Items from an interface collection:
>>

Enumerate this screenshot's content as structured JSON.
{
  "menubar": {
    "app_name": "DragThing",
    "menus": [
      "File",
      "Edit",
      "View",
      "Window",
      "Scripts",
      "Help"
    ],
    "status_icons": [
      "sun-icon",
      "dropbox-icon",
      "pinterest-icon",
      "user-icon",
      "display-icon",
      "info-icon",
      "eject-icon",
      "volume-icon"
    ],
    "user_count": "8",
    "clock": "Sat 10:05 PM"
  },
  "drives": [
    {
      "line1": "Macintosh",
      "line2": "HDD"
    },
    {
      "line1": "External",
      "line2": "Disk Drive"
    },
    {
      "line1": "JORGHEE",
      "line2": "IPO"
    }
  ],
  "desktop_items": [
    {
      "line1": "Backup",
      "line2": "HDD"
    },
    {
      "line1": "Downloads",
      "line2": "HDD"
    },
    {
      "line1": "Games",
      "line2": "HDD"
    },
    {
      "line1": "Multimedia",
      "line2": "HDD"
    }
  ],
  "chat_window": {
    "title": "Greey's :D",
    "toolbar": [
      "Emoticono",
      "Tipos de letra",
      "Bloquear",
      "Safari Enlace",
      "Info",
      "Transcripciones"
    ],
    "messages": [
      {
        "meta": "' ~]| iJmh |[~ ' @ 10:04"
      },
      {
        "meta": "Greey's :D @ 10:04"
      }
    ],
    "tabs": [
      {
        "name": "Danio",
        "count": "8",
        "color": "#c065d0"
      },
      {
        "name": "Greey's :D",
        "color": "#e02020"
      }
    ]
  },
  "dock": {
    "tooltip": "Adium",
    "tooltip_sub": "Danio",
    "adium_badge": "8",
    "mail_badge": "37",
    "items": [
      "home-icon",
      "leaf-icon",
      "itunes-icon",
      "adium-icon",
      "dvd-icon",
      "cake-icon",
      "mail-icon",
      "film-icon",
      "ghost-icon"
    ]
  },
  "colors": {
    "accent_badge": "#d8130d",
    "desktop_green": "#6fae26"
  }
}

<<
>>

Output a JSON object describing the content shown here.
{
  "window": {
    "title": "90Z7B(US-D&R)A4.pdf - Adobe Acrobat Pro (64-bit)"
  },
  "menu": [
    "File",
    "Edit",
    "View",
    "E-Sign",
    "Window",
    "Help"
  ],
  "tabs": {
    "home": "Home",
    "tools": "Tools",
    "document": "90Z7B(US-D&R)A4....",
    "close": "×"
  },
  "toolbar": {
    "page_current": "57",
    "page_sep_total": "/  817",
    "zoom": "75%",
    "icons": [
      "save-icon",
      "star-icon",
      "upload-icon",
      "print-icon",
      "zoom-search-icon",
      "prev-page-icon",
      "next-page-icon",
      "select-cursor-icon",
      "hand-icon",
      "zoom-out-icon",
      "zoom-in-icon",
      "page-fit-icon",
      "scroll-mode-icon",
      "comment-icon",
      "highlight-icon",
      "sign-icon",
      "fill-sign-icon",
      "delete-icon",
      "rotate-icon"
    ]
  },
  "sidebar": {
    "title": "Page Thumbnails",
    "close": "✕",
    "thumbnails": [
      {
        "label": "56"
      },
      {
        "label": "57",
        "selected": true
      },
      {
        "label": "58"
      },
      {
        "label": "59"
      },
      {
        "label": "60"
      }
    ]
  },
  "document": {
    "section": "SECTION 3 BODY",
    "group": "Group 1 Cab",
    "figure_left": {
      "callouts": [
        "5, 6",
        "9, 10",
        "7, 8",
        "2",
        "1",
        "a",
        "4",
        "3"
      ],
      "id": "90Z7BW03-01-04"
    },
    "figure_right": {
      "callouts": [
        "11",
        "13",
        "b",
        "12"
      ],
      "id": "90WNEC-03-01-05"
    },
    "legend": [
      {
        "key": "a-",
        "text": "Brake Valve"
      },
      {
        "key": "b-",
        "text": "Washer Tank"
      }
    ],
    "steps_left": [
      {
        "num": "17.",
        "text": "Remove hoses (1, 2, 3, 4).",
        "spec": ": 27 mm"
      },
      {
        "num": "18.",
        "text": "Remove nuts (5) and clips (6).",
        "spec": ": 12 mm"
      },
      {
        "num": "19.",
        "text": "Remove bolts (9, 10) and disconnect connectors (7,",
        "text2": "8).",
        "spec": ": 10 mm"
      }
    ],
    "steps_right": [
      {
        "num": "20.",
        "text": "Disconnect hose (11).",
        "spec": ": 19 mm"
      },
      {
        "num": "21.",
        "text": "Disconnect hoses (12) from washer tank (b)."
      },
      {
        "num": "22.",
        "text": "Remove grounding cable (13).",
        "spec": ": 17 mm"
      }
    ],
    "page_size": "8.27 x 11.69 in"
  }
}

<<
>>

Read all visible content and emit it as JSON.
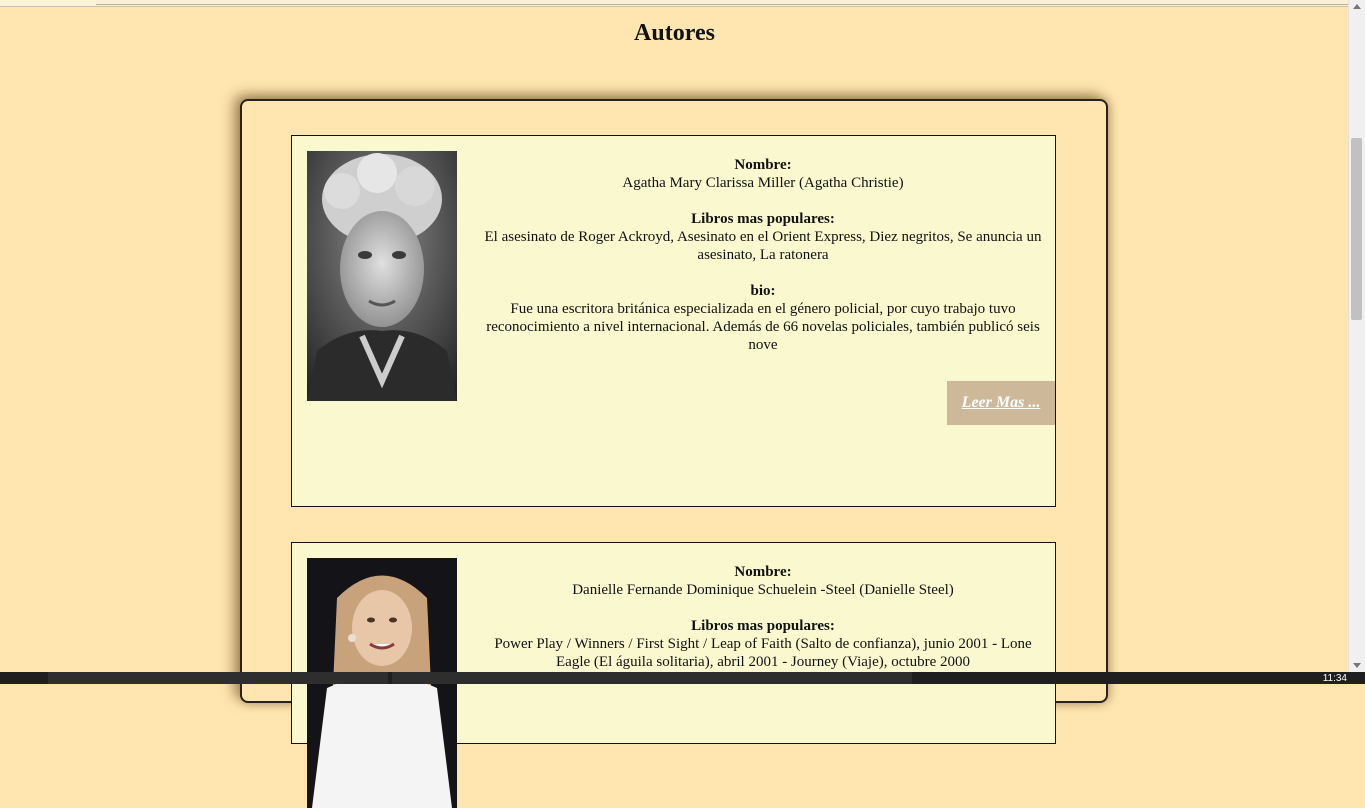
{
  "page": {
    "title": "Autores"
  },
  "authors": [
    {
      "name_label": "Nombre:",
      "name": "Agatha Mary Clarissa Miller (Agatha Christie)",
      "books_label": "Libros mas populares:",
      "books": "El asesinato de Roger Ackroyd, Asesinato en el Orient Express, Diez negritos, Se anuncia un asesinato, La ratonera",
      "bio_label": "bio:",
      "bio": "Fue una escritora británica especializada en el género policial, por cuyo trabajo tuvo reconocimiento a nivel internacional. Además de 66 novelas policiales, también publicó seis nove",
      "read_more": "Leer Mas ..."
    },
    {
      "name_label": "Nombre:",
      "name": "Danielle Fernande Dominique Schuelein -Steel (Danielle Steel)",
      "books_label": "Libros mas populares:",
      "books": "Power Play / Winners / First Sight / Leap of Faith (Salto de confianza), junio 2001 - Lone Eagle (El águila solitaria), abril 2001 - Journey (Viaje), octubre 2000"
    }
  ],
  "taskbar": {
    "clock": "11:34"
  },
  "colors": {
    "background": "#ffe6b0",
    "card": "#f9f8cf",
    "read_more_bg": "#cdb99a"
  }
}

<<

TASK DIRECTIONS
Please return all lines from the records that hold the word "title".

EXERCISE OUTPUT
    "title": "Greey's :D",
    "title": "90Z7B(US-D&R)A4.pdf - Adobe Acrobat Pro (64-bit)"
    "title": "Page Thumbnails",
    "title": "Autores"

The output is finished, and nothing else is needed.